1. Coxe was commissioner of the revenue.
Although this letter is unaddressed, the cover is directed to H and is endorsed in Thomas Jefferson’s handwriting “Coxe Tenche to mr Hamilton.”
2. The Spanish commissioners to the United States were Josef de Viar and Josef de Jaudenes.
3. On November 3, 1792, both the [Philadelphia] National Gazette and the [Philadelphia] Gazette of the United States printed excerpts from an article that had appeared in the Knoxville Gazette concerning an attack on “John Buchanan’s station, four miles south of Nashville … by a party of Creeks and Lower Cherokees.” The newspaper article stated: “It is an undoubted Truth … that the Baron D’Corrondolet, governor of Louisiana … [has] opened the stores of the king of Spain, in West Florida, to the Creeks and Cherokees, and delivered them arms and ammunition in abundance, advising and stimulating them to go to war against the frontier inhabitants of the United States.… These are the fruits of the advice of the Baron D’Corrondolet … and it is due to Mr [William] Panton, their chief instrument, to add, he has well acted his part” (Knoxville Gazette, October 6–10, 1792).
Francisco Louis Hector, Baron de Carondelet, succeeded Esteban Miró as governor and intendant of Louisiana and West Florida on December 30, 1791. Panton had been a member of a British trading firm in the Floridas before the American Revolution. Through his friendship with the Creek chief, Alexander McGillivray, and with the aid of the Spanish before 1795, he developed a monopoly of the Indian trade in the Spanish possessions east of the Mississippi.
4. The Spanish had objected to Article 2 of the Treaty of New York signed in 1790 with the United States by Alexander McGillivray. This article acknowledged the sovereignty of the United States Government over those territories in which Creeks resided and which were within the boundaries of the United States. In order to settle the question of the disputed boundary between Georgia and Creek territory, Article 5 of the treaty provided for a survey by a surveyor appointed by the United States and assisted by a group of Creeks (ASP description begins American State Papers, Documents, Legislative and Executive, of the Congress of the United States (Washington, 1832–1861). description ends , Indian Affairs, I, 81–82). The Spanish authorities insisted that these articles were in violation of a treaty signed by the Creeks with the Spanish at Pensacola in 1784, and in 1792 Carondelet sent an agent, Pedro Olivier, to the Creek Nation with instructions to prevent the running of the boundary and to induce McGillivray to repudiate the Treaty of New York. As a result of Olivier’s activities, McGillivray signed a treaty on July 6, 1792, with the Spanish at New Orleans which virtually abrogated the Treaty of New York (John Walton Caughey, McGillivray of the Creeks [Norman, Oklahoma, 1939], 285–86, 329–30). The Spanish made similar objections to a treaty which the United States signed with the Cherokee in 1791.

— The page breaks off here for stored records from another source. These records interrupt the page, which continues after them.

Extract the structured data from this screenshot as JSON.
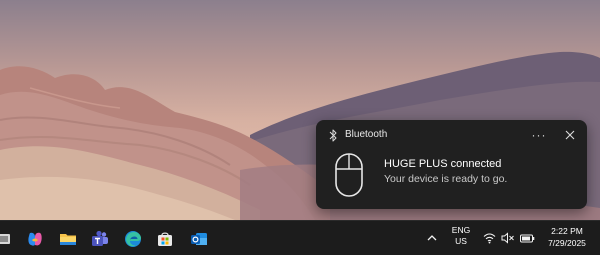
{
  "toast": {
    "app_name": "Bluetooth",
    "more_label": "···",
    "title": "HUGE PLUS connected",
    "message": "Your device is ready to go.",
    "icon": "mouse-icon",
    "app_icon": "bluetooth-icon"
  },
  "taskbar": {
    "apps": [
      {
        "name": "task-view",
        "icon": "task-view-icon"
      },
      {
        "name": "copilot",
        "icon": "copilot-icon"
      },
      {
        "name": "file-explorer",
        "icon": "folder-icon"
      },
      {
        "name": "teams",
        "icon": "teams-icon"
      },
      {
        "name": "edge",
        "icon": "edge-icon"
      },
      {
        "name": "microsoft-store",
        "icon": "store-icon"
      },
      {
        "name": "outlook",
        "icon": "outlook-icon"
      }
    ],
    "tray": {
      "language_line1": "ENG",
      "language_line2": "US",
      "time": "2:22 PM",
      "date": "7/29/2025"
    }
  },
  "colors": {
    "toast_bg": "#202020",
    "taskbar_bg": "#1c1c1c",
    "accent": "#0078d4"
  }
}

5. John Bryan was one of three young men who studied law under Edmund Randolph at Philadelphia. The other two students were Lawrence Washington, the President’s nephew, and John Randolph of Roanoke.